In addition to the many TV hours, we have subjected the Mu-so Generation 2 to a long playlist with test tracks (usually in lossless or hi-res ALAC format) via Roon. As we expect from the musical Naim, the Mu-so Generation 2 is never difficult, while we go from hip-hop classics such as' Killing me softly 'from The Fugees to the American folk from Rhiannon Giddens'' Wayfaring Stranger 'and the enchanting Gorecki project from Portishead-Beth Gibbons and the Polish Radio Symphony Orchestra, to end with the remaster of 'OK Computer' by Radiohead. Thanks to the DSP magic of Naim, music rarely sounded or compressed, but just well balanced, even at very high volumes. Kudos also for how the Mu-so Generation 2 handles 'Angel' from Massive Attack, without losing control in the layer and with more of the challenging layer in this track than you could reasonably expect.
The Mu- so Generation 2 may be a relatively compact all-in-one speaker, it can do ridiculously many things.

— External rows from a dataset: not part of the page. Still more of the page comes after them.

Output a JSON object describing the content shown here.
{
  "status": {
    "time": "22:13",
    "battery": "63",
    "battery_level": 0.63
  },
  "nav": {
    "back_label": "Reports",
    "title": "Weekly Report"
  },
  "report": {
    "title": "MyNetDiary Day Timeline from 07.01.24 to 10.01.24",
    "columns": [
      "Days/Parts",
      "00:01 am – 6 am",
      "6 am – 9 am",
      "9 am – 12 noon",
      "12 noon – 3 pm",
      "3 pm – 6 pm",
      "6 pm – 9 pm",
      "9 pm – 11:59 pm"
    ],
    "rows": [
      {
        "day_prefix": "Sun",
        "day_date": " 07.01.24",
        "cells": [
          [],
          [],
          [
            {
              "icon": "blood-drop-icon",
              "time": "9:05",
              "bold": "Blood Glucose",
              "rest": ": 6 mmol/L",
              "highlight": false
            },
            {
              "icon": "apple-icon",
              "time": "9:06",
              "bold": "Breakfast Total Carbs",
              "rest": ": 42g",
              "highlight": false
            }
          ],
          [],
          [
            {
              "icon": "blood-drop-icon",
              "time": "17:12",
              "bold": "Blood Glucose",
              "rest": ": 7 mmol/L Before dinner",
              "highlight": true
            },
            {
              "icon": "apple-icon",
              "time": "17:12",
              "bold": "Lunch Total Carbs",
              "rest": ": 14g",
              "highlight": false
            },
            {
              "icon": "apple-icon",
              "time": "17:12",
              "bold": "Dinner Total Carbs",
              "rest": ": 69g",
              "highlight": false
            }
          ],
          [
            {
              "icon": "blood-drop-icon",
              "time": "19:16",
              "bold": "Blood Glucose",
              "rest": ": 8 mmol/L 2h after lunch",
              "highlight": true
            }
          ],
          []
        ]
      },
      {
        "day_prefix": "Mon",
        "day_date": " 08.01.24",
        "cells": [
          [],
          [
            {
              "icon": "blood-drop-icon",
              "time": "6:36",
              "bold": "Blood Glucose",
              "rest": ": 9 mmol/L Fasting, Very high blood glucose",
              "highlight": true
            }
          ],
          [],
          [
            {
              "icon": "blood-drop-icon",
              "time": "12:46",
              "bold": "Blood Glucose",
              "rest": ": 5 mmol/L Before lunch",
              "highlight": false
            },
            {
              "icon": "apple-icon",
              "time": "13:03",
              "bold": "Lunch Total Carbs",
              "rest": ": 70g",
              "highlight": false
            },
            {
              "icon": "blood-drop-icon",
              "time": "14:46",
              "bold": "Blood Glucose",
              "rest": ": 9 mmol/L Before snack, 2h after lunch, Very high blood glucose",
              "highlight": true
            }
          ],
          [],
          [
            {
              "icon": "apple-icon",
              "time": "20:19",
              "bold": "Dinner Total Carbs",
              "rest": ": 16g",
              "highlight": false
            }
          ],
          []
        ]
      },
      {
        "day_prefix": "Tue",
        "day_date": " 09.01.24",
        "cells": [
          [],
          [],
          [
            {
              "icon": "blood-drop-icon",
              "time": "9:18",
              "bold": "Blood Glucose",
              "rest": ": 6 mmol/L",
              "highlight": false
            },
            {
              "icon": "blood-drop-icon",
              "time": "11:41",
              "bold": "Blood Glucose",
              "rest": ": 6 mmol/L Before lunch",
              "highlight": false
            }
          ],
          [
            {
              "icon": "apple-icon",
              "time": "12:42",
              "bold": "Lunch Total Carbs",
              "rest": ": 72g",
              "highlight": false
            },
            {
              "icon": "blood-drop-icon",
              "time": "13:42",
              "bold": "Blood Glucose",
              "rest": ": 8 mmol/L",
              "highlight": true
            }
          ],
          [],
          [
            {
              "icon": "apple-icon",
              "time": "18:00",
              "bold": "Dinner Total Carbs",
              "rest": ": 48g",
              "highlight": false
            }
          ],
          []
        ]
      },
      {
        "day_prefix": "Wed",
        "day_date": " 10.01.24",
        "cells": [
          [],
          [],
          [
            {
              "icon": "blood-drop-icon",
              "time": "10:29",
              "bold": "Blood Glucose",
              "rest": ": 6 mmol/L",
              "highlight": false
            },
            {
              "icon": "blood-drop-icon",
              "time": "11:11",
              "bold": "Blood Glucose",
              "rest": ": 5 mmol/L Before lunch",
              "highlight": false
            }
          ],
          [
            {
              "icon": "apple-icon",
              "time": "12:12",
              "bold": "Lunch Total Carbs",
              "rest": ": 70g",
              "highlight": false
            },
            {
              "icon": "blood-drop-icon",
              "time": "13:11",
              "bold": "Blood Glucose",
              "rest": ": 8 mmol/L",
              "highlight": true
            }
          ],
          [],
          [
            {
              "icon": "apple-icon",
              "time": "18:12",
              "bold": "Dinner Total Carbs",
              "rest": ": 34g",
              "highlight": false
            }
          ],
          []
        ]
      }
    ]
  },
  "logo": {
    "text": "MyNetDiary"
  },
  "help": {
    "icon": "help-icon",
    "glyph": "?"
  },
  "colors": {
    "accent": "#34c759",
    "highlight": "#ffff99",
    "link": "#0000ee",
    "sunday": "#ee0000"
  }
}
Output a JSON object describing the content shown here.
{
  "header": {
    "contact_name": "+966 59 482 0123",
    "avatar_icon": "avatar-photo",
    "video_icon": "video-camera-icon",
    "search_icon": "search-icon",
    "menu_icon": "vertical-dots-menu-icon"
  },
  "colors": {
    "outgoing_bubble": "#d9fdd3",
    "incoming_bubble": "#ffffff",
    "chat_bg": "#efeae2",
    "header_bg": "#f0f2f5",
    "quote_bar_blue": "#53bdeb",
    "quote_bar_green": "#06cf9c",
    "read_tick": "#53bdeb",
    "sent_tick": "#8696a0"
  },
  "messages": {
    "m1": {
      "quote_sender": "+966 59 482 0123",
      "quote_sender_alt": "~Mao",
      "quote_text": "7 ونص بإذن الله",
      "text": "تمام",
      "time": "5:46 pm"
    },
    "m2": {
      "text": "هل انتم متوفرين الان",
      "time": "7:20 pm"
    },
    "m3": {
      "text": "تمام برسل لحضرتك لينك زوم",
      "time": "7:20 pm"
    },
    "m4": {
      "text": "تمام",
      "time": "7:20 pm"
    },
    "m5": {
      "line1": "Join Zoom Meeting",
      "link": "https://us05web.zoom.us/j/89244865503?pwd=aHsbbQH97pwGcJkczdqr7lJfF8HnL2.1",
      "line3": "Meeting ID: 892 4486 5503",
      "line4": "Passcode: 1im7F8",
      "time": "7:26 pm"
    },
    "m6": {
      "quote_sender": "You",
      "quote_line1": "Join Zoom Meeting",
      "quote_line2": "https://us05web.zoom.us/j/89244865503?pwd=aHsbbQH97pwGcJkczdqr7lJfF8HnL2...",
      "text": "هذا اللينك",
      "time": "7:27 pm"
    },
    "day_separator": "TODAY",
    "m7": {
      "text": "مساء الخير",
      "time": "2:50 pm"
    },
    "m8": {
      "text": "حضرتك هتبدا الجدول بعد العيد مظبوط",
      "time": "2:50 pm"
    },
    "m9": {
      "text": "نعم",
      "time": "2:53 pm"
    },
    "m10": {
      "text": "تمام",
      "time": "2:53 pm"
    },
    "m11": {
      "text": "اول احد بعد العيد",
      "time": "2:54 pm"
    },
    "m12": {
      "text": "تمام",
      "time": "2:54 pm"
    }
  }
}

You may have noticed that when reading the above. But much more important is that the Mu-so 2 does all those things really well. It is by far the best wireless speaker on the market, luxuriously finished and with excellent sound quality. If you want better, you have to go for separate speakers.
Compared to the previous Mu-so, the Mu-so Generation 2 has been considerably improved. The increased price tag might be less fun, in exchange you get a more detailed sound with a layer that is sufficiently fat to make the Naim speaker suitable for TV sound. With its price tag of 1,500 euros, the Mu-so Generation 2 does come into the field of good discrete stereo solutions – but then again they are very different, less compact systems.
Thanks to the HDMI input, the Mu-so 2 a fully-fledged alternative to a soundbar. If you only want to use it for that, it might make less sense. For the same price you can purchase a premium soundbar that offers Dolby Atmos surround sound. The Mu-so Generation 2, however, is more luxuriously finished and is much better suited to music than most sound bars. 19659045] Suitable for TV audio